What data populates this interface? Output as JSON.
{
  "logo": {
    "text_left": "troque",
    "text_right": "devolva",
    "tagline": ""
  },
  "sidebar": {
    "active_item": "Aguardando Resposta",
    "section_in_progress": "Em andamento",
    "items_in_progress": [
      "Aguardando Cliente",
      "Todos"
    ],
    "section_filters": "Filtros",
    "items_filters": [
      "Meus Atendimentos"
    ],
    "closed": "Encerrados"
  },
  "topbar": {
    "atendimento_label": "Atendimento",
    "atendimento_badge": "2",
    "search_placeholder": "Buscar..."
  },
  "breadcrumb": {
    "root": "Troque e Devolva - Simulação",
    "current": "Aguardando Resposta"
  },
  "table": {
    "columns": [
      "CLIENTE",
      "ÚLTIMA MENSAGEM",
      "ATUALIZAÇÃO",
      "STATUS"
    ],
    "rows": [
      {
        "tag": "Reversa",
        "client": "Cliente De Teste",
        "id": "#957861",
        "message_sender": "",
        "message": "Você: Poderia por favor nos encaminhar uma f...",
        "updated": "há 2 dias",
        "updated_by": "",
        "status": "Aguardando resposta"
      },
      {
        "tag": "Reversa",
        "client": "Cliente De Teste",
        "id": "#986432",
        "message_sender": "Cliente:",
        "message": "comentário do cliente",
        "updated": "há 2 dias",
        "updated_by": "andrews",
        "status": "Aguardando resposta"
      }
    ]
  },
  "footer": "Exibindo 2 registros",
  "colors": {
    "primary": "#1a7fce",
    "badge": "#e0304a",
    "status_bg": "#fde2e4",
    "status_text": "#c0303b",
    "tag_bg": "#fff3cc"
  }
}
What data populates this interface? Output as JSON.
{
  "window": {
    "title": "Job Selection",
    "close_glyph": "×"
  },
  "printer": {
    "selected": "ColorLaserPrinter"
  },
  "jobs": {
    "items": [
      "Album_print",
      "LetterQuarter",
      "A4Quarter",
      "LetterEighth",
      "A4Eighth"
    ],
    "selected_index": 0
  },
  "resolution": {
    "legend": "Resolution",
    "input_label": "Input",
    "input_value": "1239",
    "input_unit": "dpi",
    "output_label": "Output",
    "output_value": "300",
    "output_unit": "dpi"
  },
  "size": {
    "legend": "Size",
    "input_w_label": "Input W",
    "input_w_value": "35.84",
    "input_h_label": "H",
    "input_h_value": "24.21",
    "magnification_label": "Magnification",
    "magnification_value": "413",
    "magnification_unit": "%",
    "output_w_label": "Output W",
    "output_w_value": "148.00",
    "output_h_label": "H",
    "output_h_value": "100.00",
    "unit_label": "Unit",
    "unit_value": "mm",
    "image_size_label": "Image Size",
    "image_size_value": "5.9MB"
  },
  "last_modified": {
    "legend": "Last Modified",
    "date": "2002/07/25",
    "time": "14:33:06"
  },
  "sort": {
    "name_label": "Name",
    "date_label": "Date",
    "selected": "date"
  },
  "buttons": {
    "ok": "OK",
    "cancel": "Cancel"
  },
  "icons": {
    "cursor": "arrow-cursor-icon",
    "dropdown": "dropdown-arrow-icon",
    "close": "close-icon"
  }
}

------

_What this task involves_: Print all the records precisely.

_Output_:
What data populates this interface? Output as JSON.
{
  "logo": {
    "text_left": "troque",
    "text_right": "devolva",
    "tagline": ""
  },
  "sidebar": {
    "active_item": "Aguardando Resposta",
    "section_in_progress": "Em andamento",
    "items_in_progress": [
      "Aguardando Cliente",
      "Todos"
    ],
    "section_filters": "Filtros",
    "items_filters": [
      "Meus Atendimentos"
    ],
    "closed": "Encerrados"
  },
  "topbar": {
    "atendimento_label": "Atendimento",
    "atendimento_badge": "2",
    "search_placeholder": "Buscar..."
  },
  "breadcrumb": {
    "root": "Troque e Devolva - Simulação",
    "current": "Aguardando Resposta"
  },
  "table": {
    "columns": [
      "CLIENTE",
      "ÚLTIMA MENSAGEM",
      "ATUALIZAÇÃO",
      "STATUS"
    ],
    "rows": [
      {
        "tag": "Reversa",
        "client": "Cliente De Teste",
        "id": "#957861",
        "message_sender": "",
        "message": "Você: Poderia por favor nos encaminhar uma f...",
        "updated": "há 2 dias",
        "updated_by": "",
        "status": "Aguardando resposta"
      },
      {
        "tag": "Reversa",
        "client": "Cliente De Teste",
        "id": "#986432",
        "message_sender": "Cliente:",
        "message": "comentário do cliente",
        "updated": "há 2 dias",
        "updated_by": "andrews",
        "status": "Aguardando resposta"
      }
    ]
  },
  "footer": "Exibindo 2 registros",
  "colors": {
    "primary": "#1a7fce",
    "badge": "#e0304a",
    "status_bg": "#fde2e4",
    "status_text": "#c0303b",
    "tag_bg": "#fff3cc"
  }
}
What data populates this interface? Output as JSON.
{
  "window": {
    "title": "Job Selection",
    "close_glyph": "×"
  },
  "printer": {
    "selected": "ColorLaserPrinter"
  },
  "jobs": {
    "items": [
      "Album_print",
      "LetterQuarter",
      "A4Quarter",
      "LetterEighth",
      "A4Eighth"
    ],
    "selected_index": 0
  },
  "resolution": {
    "legend": "Resolution",
    "input_label": "Input",
    "input_value": "1239",
    "input_unit": "dpi",
    "output_label": "Output",
    "output_value": "300",
    "output_unit": "dpi"
  },
  "size": {
    "legend": "Size",
    "input_w_label": "Input W",
    "input_w_value": "35.84",
    "input_h_label": "H",
    "input_h_value": "24.21",
    "magnification_label": "Magnification",
    "magnification_value": "413",
    "magnification_unit": "%",
    "output_w_label": "Output W",
    "output_w_value": "148.00",
    "output_h_label": "H",
    "output_h_value": "100.00",
    "unit_label": "Unit",
    "unit_value": "mm",
    "image_size_label": "Image Size",
    "image_size_value": "5.9MB"
  },
  "last_modified": {
    "legend": "Last Modified",
    "date": "2002/07/25",
    "time": "14:33:06"
  },
  "sort": {
    "name_label": "Name",
    "date_label": "Date",
    "selected": "date"
  },
  "buttons": {
    "ok": "OK",
    "cancel": "Cancel"
  },
  "icons": {
    "cursor": "arrow-cursor-icon",
    "dropdown": "dropdown-arrow-icon",
    "close": "close-icon"
  }
}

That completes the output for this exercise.